- Reverse Playback: While not an official DJ term, it is what is accomplished when you click on the reverse button (next to the Play/Pause button) while the track is playing.
Mixxx comes with the following features:
- Two to four simulated turntables are available (with two turntables available being the default when Mixxx is launched)
- Four sampler decks are available, not enabled by default.
- Two preview decks (only available when two turntables are active, instead of four), not enabled by default.
- Vinyl simulation is either Serato, Traktor or MixVibes style, and scratching is done with a DJ controller (simulating a turntable) or a mouse.
- Skinned themes with different control positions. Default here is called Late Night and resembles the Emulator 2 product.
- Ability to broadcast live through a Internet stream
- Ability to record mixes
- Configurable repository of music
For this configuration, I have two virtual turntables configured Serato style for turntablism, four samplers for adding looping beats to the mix, and a repository of music stored on the hard drive.
Freesound.org and ccmixter.org are two websites I like to visit for audio samples to use.
Archive.org has a large repository of music as well as audio clips. Think of archive.org as the public library on the Internet where you can access most anything that can be found on the Internet. (I have accounts with all three sources.)
Attention K-Mart Shoppers!
If you have ever been in a K-Mart back in the 1970s through 1990s, much of the background heard in the store can be found at https://archive.org/details/attentionkmartshoppers.
These digitized tapes average two hours in length, and is best downloaded to your local machine rather than streamed (especially if you have a low bandwidth connection). Downloading allows you to enhance the music for better enjoyment, as well as divide the track into individual tracks you can play separately.
Also, the licensing of the taped to K-Mart called for destruction of the tape after the time period for which the playback tape was assigned had expired. Thankfully, this directive was not followed, or the music would not be available for our enjoyment today.
Also included in this collection is a single tape (digitized from a reel to reel tape deck instead of cassettes from this collection) from 1973 which starts with the classic K-Mart jingle at that time. The music on this tape is the same type of music heard on the Seeburg 1000, whereas tapes produced in the 1980s and 1990s contained popular music of that era. There is also a Christmas 1978 tape containing the standard K-Mart advertising spots as well as special messages such as "Security to Section 3 please" designed to deter shoplifting.
Seeburg 1000 Update
Shortly after I wrote the last article, seeburg1000.com upgraded its servers and again changed the access URL to http://126.96.36.199:8351/stream.
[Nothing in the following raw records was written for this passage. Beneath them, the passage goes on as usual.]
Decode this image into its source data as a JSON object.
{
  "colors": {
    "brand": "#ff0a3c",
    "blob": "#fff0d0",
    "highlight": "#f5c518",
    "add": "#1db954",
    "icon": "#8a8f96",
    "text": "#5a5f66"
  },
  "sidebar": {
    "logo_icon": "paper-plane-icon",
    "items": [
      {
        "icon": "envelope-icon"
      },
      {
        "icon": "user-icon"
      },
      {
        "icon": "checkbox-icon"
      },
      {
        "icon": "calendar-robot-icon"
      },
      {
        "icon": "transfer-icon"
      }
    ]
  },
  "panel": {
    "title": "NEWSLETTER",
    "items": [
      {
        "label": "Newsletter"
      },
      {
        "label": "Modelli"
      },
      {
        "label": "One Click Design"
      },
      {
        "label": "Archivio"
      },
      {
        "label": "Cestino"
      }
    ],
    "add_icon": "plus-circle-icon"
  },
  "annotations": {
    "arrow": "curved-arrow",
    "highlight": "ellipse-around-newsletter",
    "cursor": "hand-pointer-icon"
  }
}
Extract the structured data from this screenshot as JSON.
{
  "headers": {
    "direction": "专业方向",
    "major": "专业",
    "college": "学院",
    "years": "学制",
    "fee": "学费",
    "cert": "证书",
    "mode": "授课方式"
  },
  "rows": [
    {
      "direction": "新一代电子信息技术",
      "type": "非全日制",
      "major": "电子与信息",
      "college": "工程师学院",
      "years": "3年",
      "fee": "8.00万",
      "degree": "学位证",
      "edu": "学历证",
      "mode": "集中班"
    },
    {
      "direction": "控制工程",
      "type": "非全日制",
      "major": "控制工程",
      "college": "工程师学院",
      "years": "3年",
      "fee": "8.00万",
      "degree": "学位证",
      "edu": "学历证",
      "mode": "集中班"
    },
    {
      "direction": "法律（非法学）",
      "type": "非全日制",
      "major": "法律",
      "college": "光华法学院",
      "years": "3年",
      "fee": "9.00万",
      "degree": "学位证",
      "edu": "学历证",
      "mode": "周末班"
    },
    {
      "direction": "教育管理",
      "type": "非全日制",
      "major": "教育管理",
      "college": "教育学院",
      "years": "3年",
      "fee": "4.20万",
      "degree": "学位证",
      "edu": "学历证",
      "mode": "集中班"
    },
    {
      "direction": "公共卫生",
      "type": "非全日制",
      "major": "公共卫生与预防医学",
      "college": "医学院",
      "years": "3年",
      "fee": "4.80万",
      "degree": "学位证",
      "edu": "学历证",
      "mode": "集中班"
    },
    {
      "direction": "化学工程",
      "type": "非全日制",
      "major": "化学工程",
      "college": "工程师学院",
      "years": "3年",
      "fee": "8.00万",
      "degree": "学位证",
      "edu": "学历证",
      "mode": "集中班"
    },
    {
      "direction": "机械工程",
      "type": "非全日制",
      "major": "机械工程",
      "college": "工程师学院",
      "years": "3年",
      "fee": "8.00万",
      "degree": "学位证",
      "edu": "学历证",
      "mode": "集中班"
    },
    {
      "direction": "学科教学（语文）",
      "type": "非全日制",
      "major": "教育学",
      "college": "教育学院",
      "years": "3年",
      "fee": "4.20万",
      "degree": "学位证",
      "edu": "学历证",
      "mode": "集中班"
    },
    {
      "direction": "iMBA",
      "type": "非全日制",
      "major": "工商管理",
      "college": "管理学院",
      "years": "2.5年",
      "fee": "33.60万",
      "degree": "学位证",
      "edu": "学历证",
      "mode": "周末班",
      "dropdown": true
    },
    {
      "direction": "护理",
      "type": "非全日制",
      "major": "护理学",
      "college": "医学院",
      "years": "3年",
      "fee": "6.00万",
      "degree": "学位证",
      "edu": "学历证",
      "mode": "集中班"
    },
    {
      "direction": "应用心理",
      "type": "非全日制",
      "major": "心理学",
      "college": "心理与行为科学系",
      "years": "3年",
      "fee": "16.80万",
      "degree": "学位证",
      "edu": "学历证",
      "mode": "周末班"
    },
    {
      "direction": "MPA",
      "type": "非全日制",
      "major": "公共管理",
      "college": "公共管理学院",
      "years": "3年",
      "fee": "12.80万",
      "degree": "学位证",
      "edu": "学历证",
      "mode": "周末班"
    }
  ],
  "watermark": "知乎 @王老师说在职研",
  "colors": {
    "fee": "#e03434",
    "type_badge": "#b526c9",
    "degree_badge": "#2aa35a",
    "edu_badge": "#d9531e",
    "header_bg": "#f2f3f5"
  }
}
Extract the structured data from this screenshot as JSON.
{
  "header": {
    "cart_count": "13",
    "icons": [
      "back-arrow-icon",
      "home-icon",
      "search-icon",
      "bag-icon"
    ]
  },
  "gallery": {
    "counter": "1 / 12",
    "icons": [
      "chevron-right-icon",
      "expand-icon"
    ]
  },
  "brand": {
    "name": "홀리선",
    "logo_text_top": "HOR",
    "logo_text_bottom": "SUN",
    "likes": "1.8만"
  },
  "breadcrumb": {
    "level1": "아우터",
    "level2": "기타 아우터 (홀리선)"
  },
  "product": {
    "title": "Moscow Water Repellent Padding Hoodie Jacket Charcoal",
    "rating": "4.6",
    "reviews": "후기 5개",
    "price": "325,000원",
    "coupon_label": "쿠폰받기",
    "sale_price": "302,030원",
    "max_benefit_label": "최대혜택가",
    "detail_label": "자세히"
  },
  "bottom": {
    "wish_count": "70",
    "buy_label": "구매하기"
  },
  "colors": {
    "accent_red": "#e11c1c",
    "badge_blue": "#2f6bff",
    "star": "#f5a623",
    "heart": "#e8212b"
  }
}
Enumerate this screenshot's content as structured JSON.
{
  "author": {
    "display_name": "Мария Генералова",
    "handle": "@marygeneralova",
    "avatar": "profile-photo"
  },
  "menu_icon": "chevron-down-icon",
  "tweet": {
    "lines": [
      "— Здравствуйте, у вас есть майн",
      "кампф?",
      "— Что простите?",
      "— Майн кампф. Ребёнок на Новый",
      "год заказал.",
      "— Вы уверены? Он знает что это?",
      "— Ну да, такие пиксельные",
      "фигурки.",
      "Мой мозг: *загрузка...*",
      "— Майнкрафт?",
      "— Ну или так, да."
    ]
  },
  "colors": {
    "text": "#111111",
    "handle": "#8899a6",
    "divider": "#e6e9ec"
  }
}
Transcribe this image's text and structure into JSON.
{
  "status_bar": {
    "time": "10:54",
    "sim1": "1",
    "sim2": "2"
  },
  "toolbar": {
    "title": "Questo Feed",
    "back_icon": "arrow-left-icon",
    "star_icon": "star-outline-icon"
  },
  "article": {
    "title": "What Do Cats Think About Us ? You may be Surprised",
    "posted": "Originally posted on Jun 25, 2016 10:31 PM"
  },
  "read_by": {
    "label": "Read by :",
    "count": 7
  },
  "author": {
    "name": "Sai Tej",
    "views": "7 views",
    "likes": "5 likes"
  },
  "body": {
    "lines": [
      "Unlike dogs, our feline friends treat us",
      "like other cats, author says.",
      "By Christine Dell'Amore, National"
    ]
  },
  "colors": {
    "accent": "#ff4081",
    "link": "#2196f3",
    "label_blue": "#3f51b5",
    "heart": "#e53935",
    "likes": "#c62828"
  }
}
The best way to keep up with the changes is to go to seeburg1000.com, click on Click to Play, then where it says Click on your favorite media player's logo, click on the first icon (representing Winamp), and allow your web browser to download playlist.pls and then launch the media player assigned to your web browser.
For the official PCLinuxOS releases, that default player is Clementine.
Like PCLinuxOS itself, their online store, http://seeburg1000.bigcartel.com/ has merchandise for purchase, of which proceeds fund the operation of the website and the playback of the music library. Merchandise includes apparel, CDs, and a vinyl record of Seeburg music.
Seeburg1000.com merchandise can also be found on eBay for purchase. If you are lucky enough, there might be a real Seeburg 1000 machine for sale.
The website located at http://www.nixiebunny.com/seeburg/ contains 10MB files of digitized Seeburg records available in MP3 format. The files here represent a small sample of what was available for the Seeburg 1000.
The aforementioned sources are some of the music vaporwave artists used as the base for their creations. In theory, most any music ever recorded was fair game for this practice.
The experiments I worked with for this article go beyond the concepts of vaporwave and house music. Once you start using these tools for audio file manipulation, imagine the possibilities of what you can do.